The National Transportation Safety Board released the video, retrieved from a security camera at the airport, during a hearing Wednesday on the July 6 crash, which killed three people and injured more than 200 others.
The 27-second video shows Asiana Flight 214 descending with its tail too low. It can then be seen hitting the seawall and slamming into the ground before somersaulting to a smoky rest.
One of the three victims died after having been run over by a fire truck on the runway. Documents introduced at the hearing showed that she was actually run over twice — first by a fire rig spraying foam and then by a water truck.
In a carefully worded statement Wednesday, San Francisco International Airport said it wouldn't comment on the investigation "out of respect for the NTSB's process," but it said it was "proud of the efforts on July 6 by airport and San Francisco Fire Department personnel, and from the mutual aid organizations that rapidly mobilized to assist us."
"We have carefully reviewed our performance with the goal of learning from this event," the airport said.
The NTSB also reported that the pilot, Lee Kang Kuk, 46, was asked several times by the FBI whether the crash was a terrorist incident. The answer, according to the investigation, is no — instead, he was simply nervous about landing the jumbo jet for the first time at the San Francisco airport.
Lee told investigators that he was "very concerned" about trying a visual landing without the runway's automated guide slope instrumental aids, which were out of commission because of construction.
"He said it was very stressful, very difficult to perform a visual approach with a heavy airplane, always," the NTSB said. "From the planning phase it was very stressful because the glide slope was very, very helpful to making an approach."
Lee said there was no one overriding technical factor — every part of the landing "was stressful, because it was very busy and the controllers were very busy and spoke quickly."
Investigators said Lee — who was being trained by a more experienced 777 pilot — also felt pressure not to tell his training pilot that he wanted to abort the landing because Korean culture wouldn't have allowed him to speak up, even though he was warned that he was descending too sharply and at too low a speed.
"The instructor pilot got the authority," the report quoted Lee as saying in broken English. "Even (if) I am on the left (captain's) seat, that is very hard to explain, that is our culture."

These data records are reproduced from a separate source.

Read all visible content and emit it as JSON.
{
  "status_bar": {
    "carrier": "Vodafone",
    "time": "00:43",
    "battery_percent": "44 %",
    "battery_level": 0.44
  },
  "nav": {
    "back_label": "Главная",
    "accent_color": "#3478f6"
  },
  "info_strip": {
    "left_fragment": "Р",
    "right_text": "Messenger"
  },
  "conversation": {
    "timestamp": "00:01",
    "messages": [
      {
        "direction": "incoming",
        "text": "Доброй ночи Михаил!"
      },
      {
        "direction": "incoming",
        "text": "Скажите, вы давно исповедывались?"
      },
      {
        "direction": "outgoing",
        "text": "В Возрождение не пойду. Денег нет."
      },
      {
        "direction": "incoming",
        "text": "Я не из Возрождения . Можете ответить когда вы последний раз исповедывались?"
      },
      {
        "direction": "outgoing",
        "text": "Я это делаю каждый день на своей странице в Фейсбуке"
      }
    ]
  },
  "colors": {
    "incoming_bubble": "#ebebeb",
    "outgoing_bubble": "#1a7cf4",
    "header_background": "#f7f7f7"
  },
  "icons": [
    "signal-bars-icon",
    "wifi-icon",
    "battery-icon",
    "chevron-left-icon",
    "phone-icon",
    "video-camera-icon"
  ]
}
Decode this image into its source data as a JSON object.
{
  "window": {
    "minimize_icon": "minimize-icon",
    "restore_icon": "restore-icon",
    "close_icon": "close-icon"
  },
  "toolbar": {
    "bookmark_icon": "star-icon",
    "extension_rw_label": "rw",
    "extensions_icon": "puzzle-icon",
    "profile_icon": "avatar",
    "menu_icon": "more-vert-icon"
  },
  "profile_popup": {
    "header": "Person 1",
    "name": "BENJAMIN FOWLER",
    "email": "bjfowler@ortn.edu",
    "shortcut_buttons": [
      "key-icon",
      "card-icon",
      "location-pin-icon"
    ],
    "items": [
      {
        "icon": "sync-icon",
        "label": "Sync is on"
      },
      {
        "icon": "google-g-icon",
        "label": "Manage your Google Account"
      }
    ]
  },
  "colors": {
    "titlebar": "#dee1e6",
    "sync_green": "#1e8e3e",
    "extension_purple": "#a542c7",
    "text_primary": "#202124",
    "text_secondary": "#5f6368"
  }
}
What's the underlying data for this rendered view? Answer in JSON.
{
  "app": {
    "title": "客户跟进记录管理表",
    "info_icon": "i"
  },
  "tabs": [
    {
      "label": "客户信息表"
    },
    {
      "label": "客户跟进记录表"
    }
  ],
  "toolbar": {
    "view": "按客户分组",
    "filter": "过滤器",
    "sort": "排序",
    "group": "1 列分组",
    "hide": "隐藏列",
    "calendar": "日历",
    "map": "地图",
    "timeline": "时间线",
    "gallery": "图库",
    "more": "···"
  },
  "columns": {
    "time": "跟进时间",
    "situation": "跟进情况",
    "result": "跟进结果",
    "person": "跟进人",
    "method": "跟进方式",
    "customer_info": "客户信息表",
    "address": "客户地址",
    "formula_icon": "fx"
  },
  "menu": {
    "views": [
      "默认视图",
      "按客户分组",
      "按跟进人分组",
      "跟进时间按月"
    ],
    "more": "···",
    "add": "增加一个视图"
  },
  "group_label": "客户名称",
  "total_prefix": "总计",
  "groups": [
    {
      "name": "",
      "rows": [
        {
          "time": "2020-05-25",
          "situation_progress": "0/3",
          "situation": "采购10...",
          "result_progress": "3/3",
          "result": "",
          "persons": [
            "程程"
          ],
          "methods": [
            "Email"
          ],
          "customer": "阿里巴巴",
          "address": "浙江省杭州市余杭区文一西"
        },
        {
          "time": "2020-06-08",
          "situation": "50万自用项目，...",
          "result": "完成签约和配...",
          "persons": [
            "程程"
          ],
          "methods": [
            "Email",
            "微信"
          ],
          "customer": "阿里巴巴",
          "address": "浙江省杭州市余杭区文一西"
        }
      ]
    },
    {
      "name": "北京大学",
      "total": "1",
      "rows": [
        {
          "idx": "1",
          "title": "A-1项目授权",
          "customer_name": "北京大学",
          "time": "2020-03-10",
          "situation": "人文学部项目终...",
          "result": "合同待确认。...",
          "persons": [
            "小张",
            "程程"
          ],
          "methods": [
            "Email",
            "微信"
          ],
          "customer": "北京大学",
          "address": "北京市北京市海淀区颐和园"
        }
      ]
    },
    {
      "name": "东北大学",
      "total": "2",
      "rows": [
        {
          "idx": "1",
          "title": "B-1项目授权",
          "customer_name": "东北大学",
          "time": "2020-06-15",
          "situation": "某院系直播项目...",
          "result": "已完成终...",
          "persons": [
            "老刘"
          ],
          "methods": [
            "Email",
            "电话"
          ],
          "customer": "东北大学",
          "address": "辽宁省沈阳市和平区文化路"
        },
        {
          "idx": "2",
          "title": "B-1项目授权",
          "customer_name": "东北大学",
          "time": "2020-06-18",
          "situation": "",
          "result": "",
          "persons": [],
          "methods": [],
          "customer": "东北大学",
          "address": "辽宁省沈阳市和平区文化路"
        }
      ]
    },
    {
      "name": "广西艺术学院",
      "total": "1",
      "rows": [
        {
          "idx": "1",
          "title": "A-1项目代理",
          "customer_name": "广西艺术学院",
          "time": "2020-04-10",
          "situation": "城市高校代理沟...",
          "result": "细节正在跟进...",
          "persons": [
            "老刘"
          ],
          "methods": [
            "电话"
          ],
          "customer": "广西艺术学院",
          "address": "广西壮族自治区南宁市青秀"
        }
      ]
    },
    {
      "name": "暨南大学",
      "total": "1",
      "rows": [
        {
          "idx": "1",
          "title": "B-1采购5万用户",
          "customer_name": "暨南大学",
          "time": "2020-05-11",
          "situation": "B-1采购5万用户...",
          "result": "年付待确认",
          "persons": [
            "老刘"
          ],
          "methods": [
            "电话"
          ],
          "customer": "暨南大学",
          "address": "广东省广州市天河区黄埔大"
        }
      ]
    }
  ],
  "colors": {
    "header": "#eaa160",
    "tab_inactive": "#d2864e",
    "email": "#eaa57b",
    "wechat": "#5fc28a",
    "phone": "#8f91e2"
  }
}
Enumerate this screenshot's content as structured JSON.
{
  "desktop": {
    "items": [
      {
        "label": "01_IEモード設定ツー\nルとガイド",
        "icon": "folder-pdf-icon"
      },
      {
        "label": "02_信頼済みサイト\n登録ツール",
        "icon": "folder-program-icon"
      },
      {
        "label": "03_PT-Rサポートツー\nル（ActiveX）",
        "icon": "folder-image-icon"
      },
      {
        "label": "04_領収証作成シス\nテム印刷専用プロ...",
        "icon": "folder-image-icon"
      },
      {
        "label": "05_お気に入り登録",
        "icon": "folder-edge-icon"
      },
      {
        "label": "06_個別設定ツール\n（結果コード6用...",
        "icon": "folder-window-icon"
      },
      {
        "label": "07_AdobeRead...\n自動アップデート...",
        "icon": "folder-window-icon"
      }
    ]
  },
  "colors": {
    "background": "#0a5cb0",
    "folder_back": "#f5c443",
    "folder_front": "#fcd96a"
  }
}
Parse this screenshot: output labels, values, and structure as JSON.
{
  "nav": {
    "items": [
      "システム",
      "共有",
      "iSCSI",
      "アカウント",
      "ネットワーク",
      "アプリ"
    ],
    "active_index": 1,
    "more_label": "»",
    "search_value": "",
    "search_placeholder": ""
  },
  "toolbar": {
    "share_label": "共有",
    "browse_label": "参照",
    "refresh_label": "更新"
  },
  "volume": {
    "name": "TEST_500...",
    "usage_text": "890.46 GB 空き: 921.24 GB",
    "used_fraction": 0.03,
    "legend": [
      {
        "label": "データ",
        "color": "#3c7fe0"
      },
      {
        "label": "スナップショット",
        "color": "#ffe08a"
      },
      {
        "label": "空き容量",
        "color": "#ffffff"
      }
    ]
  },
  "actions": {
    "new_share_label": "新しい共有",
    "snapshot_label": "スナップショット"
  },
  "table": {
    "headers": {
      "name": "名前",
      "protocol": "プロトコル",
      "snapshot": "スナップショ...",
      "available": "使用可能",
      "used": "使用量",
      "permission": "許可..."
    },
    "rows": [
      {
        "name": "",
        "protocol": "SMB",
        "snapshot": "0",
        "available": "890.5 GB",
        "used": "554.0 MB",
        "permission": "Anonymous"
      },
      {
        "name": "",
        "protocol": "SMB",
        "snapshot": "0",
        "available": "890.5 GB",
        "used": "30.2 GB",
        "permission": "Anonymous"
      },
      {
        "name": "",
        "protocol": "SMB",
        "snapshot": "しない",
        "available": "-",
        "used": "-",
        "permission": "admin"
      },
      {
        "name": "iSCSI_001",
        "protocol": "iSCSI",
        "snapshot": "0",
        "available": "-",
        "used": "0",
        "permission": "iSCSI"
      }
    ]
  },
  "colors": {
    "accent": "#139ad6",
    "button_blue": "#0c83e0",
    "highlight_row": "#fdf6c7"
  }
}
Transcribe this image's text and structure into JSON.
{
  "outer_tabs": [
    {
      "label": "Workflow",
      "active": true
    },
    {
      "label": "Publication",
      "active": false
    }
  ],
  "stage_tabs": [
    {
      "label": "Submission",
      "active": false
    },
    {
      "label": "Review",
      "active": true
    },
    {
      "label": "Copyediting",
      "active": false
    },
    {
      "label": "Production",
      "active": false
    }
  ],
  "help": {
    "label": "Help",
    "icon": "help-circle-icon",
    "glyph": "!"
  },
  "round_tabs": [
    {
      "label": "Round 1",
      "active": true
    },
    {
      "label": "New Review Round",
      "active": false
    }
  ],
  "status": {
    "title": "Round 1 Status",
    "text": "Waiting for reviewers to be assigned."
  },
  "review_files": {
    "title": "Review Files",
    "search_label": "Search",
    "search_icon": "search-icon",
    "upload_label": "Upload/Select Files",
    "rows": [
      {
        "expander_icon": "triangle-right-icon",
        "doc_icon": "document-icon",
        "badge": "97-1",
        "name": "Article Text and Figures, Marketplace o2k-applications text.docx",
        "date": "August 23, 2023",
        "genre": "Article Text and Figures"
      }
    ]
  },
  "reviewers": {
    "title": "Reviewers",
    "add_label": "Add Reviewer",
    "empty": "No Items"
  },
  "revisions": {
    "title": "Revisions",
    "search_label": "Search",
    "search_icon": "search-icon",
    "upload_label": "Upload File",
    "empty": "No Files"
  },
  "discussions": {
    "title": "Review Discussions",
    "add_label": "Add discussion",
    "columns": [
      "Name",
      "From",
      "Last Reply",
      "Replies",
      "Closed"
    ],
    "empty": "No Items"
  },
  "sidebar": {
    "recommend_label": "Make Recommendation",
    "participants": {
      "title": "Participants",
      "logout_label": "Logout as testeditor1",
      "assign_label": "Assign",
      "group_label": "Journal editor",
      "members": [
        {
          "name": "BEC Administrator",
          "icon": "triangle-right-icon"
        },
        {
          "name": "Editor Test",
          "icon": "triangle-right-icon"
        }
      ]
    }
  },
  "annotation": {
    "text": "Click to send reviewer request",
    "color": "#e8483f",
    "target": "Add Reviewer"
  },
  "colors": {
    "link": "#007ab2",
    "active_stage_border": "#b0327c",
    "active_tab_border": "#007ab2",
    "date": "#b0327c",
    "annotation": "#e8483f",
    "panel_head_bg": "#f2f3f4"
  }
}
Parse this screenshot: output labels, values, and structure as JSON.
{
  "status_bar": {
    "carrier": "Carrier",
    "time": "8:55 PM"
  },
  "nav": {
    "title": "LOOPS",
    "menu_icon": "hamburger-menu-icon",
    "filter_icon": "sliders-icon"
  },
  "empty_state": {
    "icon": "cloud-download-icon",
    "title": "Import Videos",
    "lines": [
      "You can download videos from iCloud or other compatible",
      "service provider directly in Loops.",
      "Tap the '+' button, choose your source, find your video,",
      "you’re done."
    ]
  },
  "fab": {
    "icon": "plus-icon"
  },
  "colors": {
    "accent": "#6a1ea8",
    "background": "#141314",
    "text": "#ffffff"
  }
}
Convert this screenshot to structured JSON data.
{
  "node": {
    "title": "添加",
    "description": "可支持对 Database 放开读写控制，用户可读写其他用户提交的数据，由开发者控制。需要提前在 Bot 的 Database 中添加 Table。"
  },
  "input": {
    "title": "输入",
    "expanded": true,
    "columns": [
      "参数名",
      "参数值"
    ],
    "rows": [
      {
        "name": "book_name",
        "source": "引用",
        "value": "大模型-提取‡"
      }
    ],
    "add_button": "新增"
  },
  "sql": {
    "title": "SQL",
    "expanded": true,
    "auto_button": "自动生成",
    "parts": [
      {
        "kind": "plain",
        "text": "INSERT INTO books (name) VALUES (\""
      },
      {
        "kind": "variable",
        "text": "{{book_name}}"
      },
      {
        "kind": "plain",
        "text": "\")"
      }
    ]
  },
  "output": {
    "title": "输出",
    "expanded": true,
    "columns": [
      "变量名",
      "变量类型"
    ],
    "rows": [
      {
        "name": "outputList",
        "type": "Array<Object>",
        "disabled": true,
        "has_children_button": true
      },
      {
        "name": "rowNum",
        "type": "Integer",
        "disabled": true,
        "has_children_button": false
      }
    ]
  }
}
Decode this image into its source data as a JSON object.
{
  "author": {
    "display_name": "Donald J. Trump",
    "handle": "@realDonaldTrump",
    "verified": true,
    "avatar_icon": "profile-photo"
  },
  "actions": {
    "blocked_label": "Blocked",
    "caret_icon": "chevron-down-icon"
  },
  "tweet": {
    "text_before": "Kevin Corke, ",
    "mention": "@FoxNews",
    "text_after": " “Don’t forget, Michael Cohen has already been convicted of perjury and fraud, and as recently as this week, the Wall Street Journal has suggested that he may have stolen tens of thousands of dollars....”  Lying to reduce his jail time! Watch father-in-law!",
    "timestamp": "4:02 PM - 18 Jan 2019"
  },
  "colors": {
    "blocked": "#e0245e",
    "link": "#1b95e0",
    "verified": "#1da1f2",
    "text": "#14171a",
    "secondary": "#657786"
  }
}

The bottom line, he said, was that he said he was worried that he might "fail his flight and would be embarrassed," according to the report. So he decided to go through with the landing as alarms sounded around him.
Both pilots tried to rev up the speed at the last moment, but they failed.
"About 11 seconds prior to impact, an audible alert consistent with the low airspeed caution was recorded," Bill English, the investigator in charge of the NTSB inquiry, said at the hearing. "But the action was too late, and the main gear of the underside of the aft fuselage struck the seawall."
"The lowest recorded airspeed was 103 knots, which was 34 knots below the desired airspeed of 137 knots," English said.
NTSB Chairwoman Deborah Hersman told reporters it appeared there was "an issue in aviation" with cockpit automation and relying on autopilots to fly planes, but she said the agency didn't immediately plan to issue any recommendations from the hearing.
It can still issue new recommendations at any point during the investigation, which could take more than a year to complete.
Katie Wall of NBC News contributed to this report.